Another advantage of this approach—beyond those that accrue through collaboration—was that there was no big knowledge handoff at the end. It was something that was built into the project from the beginning.

As companies become more lean, we can get a double benefit of increased collaboration and knowledge sharing: First, we spend far less time writing copious documentation because we have been sharing all along, and second, the solution has a much greater chance for long-term success due to our time spent investing in these individuals who take over after we leave.

Client education as an investment

We can also educate clients even if they are not themselves in the UX world. A big intranet project I worked on was scoped to be responsive, but it became very apparent in the beginning that the design that went into it was not done in the best way for my company to implement; it was not designed in a mobile-first fashion.

I had two options: Either I just let it go, do my work, and move on; or, I could take the time to reach out to the client and educate them. I knew that this project was already moving forward, but I could set up a foundation for this client’s future success.

One thing to gauge is whether the client is even interested in such a relationship. Sometimes, despite your best intentions, clients are only interested in timelines and not interested in spending lots of billable time learning or re-learning.

And I had to ask: What did I value? Was I only in it for the money, or could I help enact lasting change and provide real value?

This client was not himself a UX practitioner, and he was looking for someone to be the expert he could trust. Working with non-UX people is a challenge, because you have to sell them a bit harder on why doing things the right way is important, even when they do not understand the implications or appreciate the time necessary to do it the right way.

I pulled him aside in a couple of private meetings and talked about everything with him, from defining responsive design correctly, understanding mobile-first design, and even things like home page carousel use and abuse. In the end, it not only furthered our relationship, but it afforded me a high level of trust and rapport with the client.

This particular client was open to the discussion and was even excited about extending the relationship, but if you have a hesitant client, don’t give up on them. Show them the quantifiable benefits of this increased collaboration by pointing to your experience in the past, or that the time they spend with you learning will only pay dividends in the future.

Remember that even if things aren’t changeable in the short term, you can make investments in people for the next project and longer term.

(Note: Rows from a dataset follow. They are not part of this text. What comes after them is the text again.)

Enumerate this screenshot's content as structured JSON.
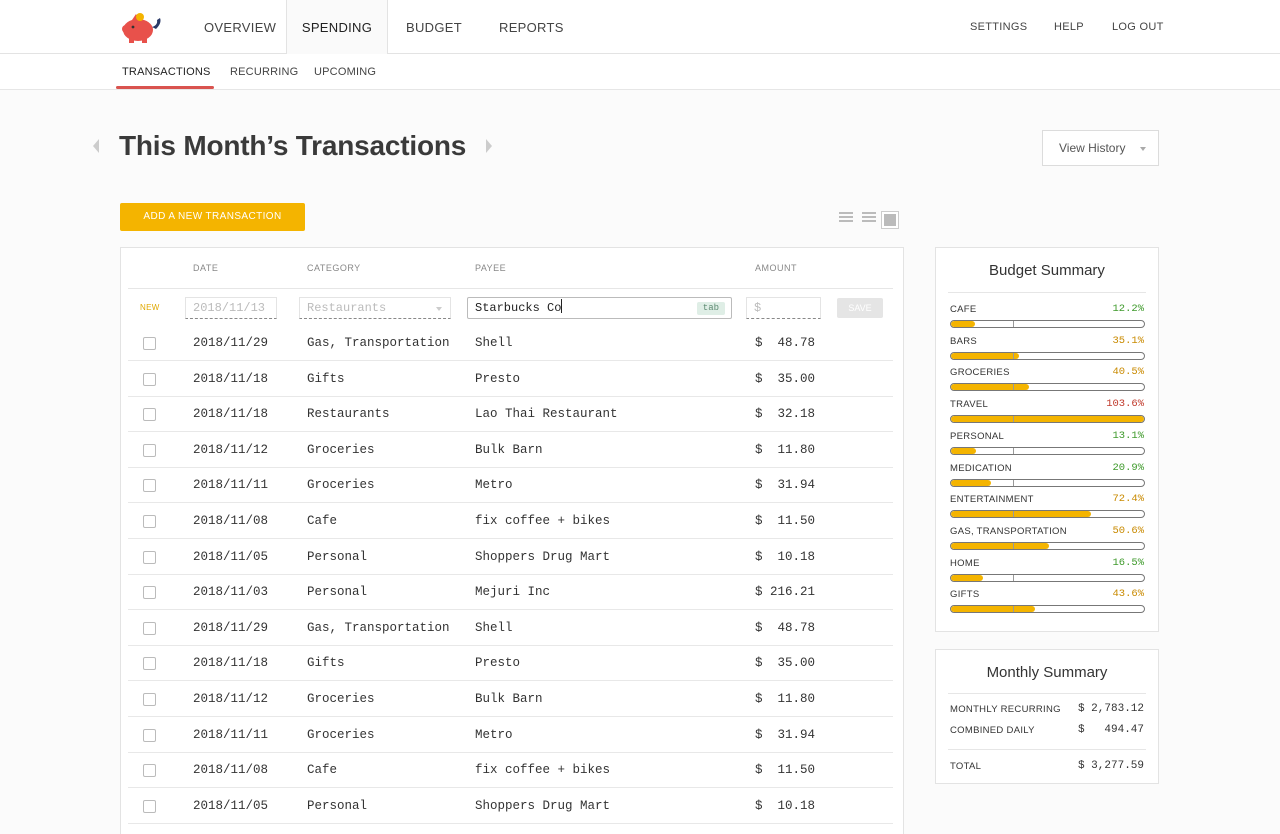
{
  "nav": {
    "items": [
      "OVERVIEW",
      "SPENDING",
      "BUDGET",
      "REPORTS"
    ],
    "right": [
      "SETTINGS",
      "HELP",
      "LOG OUT"
    ]
  },
  "subnav": {
    "items": [
      "TRANSACTIONS",
      "RECURRING",
      "UPCOMING"
    ]
  },
  "page": {
    "title": "This Month’s Transactions",
    "view_history": "View History",
    "add_button": "ADD A NEW TRANSACTION"
  },
  "table": {
    "headers": [
      "DATE",
      "CATEGORY",
      "PAYEE",
      "AMOUNT"
    ],
    "new_row": {
      "label": "NEW",
      "date_placeholder": "2018/11/13",
      "category_placeholder": "Restaurants",
      "payee_value": "Starbucks Co",
      "payee_hint": "tab",
      "amount_placeholder": "$",
      "save_label": "SAVE"
    },
    "rows": [
      {
        "date": "2018/11/29",
        "category": "Gas, Transportation",
        "payee": "Shell",
        "amount": "$  48.78"
      },
      {
        "date": "2018/11/18",
        "category": "Gifts",
        "payee": "Presto",
        "amount": "$  35.00"
      },
      {
        "date": "2018/11/18",
        "category": "Restaurants",
        "payee": "Lao Thai Restaurant",
        "amount": "$  32.18"
      },
      {
        "date": "2018/11/12",
        "category": "Groceries",
        "payee": "Bulk Barn",
        "amount": "$  11.80"
      },
      {
        "date": "2018/11/11",
        "category": "Groceries",
        "payee": "Metro",
        "amount": "$  31.94"
      },
      {
        "date": "2018/11/08",
        "category": "Cafe",
        "payee": "fix coffee + bikes",
        "amount": "$  11.50"
      },
      {
        "date": "2018/11/05",
        "category": "Personal",
        "payee": "Shoppers Drug Mart",
        "amount": "$  10.18"
      },
      {
        "date": "2018/11/03",
        "category": "Personal",
        "payee": "Mejuri Inc",
        "amount": "$ 216.21"
      },
      {
        "date": "2018/11/29",
        "category": "Gas, Transportation",
        "payee": "Shell",
        "amount": "$  48.78"
      },
      {
        "date": "2018/11/18",
        "category": "Gifts",
        "payee": "Presto",
        "amount": "$  35.00"
      },
      {
        "date": "2018/11/12",
        "category": "Groceries",
        "payee": "Bulk Barn",
        "amount": "$  11.80"
      },
      {
        "date": "2018/11/11",
        "category": "Groceries",
        "payee": "Metro",
        "amount": "$  31.94"
      },
      {
        "date": "2018/11/08",
        "category": "Cafe",
        "payee": "fix coffee + bikes",
        "amount": "$  11.50"
      },
      {
        "date": "2018/11/05",
        "category": "Personal",
        "payee": "Shoppers Drug Mart",
        "amount": "$  10.18"
      }
    ]
  },
  "budget_summary": {
    "title": "Budget Summary",
    "items": [
      {
        "label": "CAFE",
        "pct": "12.2%",
        "value": 0.122,
        "color": "#3e9a2b"
      },
      {
        "label": "BARS",
        "pct": "35.1%",
        "value": 0.351,
        "color": "#c98a00"
      },
      {
        "label": "GROCERIES",
        "pct": "40.5%",
        "value": 0.405,
        "color": "#c98a00"
      },
      {
        "label": "TRAVEL",
        "pct": "103.6%",
        "value": 1.036,
        "color": "#c0392b"
      },
      {
        "label": "PERSONAL",
        "pct": "13.1%",
        "value": 0.131,
        "color": "#3e9a2b"
      },
      {
        "label": "MEDICATION",
        "pct": "20.9%",
        "value": 0.209,
        "color": "#3e9a2b"
      },
      {
        "label": "ENTERTAINMENT",
        "pct": "72.4%",
        "value": 0.724,
        "color": "#c98a00"
      },
      {
        "label": "GAS, TRANSPORTATION",
        "pct": "50.6%",
        "value": 0.506,
        "color": "#c98a00"
      },
      {
        "label": "HOME",
        "pct": "16.5%",
        "value": 0.165,
        "color": "#3e9a2b"
      },
      {
        "label": "GIFTS",
        "pct": "43.6%",
        "value": 0.436,
        "color": "#c98a00"
      }
    ]
  },
  "monthly_summary": {
    "title": "Monthly Summary",
    "items": [
      {
        "label": "MONTHLY RECURRING",
        "value": "$ 2,783.12"
      },
      {
        "label": "COMBINED DAILY",
        "value": "$   494.47"
      }
    ],
    "total": {
      "label": "TOTAL",
      "value": "$ 3,277.59"
    }
  },
  "colors": {
    "accent": "#f4b400",
    "active_tab_underline": "#d9534f",
    "logo": "#e8514b"
  }
}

Teams as an investment

There is one last, important group we can’t forget: our co-workers. These are the people that become like a family in ways our clients never will. Project after project, these are the people we are tasked to work with, and in some ways these are often the most strategic people to invest in but also sometimes the most difficult to do it with because we can so easily overlook them.

During my firm’s adoption of the CSS preprocessor SASS, my team was mostly junior people who were looking for leadership in all kinds of areas. This time, I was given the opportunity to help others use this powerful tool. I took the lead in understanding its implications and how to use it in our teams, and then I spent concentrated time with each member of the UX team to help them understand how to use the technology in both a programmatic and process way. Taking advantage of opportunities like these furthers your relationship with your team members and demonstrates to them that you care deeply about their professional development.

To this day, those team members reach out to me with questions and best practices due to the trust gained through leading in this way. It is amazing how doing this even on a detail like a CSS preprocessor can assist your team members greatly.

We all have different motivations for doing the work that we do, and I imagine that for most of us money—as good as money is—is not the primary factor. Instead, very talented people tend to thrive on being an expert, enacting change, and leading others. True leaders are not given an opportunity to lead—they find those opportunities. Leading inside your organization will make you as close to irreplaceable as you can get.